All lines from the entries below that contain the string "kind" should be copied out.

* **Dataset records**:
--

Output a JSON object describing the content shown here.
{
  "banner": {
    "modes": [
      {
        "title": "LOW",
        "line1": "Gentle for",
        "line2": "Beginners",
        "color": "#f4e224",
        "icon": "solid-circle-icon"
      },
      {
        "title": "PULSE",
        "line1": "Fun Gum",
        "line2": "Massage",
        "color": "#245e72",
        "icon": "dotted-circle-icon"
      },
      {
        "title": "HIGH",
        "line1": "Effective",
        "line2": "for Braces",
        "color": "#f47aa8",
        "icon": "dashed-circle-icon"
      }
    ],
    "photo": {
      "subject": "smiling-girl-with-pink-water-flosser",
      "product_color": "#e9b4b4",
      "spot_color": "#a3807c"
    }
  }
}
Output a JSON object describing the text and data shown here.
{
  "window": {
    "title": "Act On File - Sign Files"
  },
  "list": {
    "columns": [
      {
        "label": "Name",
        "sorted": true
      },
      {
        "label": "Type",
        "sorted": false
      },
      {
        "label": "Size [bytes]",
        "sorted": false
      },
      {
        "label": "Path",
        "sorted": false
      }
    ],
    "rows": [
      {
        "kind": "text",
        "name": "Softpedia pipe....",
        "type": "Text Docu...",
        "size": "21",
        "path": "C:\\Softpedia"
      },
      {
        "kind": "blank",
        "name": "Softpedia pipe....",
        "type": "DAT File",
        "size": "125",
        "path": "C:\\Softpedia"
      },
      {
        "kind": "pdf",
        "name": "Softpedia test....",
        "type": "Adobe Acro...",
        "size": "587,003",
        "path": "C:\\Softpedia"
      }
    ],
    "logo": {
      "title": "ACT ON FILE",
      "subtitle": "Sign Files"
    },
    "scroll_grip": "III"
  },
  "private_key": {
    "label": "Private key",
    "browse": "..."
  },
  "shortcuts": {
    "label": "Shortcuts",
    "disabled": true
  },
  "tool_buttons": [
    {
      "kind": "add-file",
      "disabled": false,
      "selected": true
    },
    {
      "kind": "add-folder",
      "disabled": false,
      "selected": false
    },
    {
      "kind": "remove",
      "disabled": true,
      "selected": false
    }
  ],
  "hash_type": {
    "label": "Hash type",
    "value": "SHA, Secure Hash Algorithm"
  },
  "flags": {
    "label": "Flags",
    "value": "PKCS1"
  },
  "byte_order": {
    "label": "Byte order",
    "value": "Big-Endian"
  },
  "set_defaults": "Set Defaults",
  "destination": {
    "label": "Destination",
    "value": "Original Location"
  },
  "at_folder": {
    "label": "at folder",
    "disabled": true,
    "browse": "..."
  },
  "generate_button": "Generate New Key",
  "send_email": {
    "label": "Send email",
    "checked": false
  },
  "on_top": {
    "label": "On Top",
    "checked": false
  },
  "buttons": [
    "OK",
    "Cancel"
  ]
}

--

* **Written answer**:
        "kind": "text",
        "kind": "blank",
        "kind": "pdf",
      "kind": "add-file",
      "kind": "add-folder",
      "kind": "remove",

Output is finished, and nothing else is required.